YOUR ASSIGNMENT:
Without changing a word, copy every line of the listing below and leave out the images.

┌─ DATA IN THIS EXERCISE

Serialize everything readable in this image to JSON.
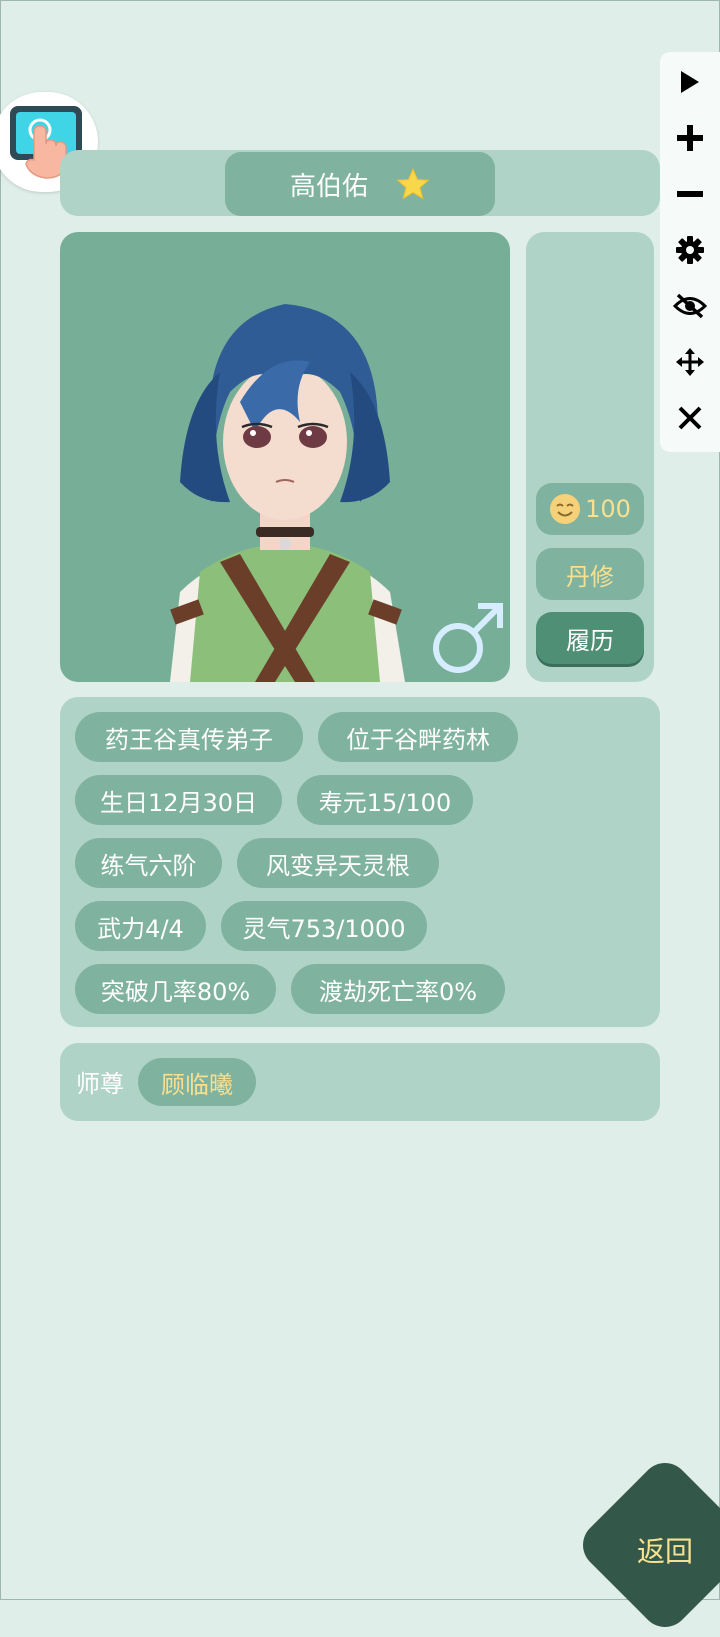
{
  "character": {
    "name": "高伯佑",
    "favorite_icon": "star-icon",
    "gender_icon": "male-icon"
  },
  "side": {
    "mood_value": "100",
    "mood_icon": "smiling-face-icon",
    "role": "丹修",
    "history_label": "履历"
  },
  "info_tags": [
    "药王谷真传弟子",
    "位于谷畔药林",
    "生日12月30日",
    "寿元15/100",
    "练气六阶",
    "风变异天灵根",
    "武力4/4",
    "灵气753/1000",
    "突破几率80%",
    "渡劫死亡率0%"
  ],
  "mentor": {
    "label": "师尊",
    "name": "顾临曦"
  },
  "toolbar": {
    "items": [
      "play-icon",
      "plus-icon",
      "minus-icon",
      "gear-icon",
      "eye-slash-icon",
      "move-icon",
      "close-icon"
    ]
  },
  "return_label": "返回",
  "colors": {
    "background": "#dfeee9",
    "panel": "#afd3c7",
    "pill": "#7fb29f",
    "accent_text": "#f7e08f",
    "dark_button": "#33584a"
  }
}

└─

RESULT:
Serialize everything readable in this image to JSON.
{
  "character": {
    "name": "高伯佑",
    "favorite_icon": "star-icon",
    "gender_icon": "male-icon"
  },
  "side": {
    "mood_value": "100",
    "mood_icon": "smiling-face-icon",
    "role": "丹修",
    "history_label": "履历"
  },
  "info_tags": [
    "药王谷真传弟子",
    "位于谷畔药林",
    "生日12月30日",
    "寿元15/100",
    "练气六阶",
    "风变异天灵根",
    "武力4/4",
    "灵气753/1000",
    "突破几率80%",
    "渡劫死亡率0%"
  ],
  "mentor": {
    "label": "师尊",
    "name": "顾临曦"
  },
  "toolbar": {
    "items": [
      "play-icon",
      "plus-icon",
      "minus-icon",
      "gear-icon",
      "eye-slash-icon",
      "move-icon",
      "close-icon"
    ]
  },
  "return_label": "返回",
  "colors": {
    "background": "#dfeee9",
    "panel": "#afd3c7",
    "pill": "#7fb29f",
    "accent_text": "#f7e08f",
    "dark_button": "#33584a"
  }
}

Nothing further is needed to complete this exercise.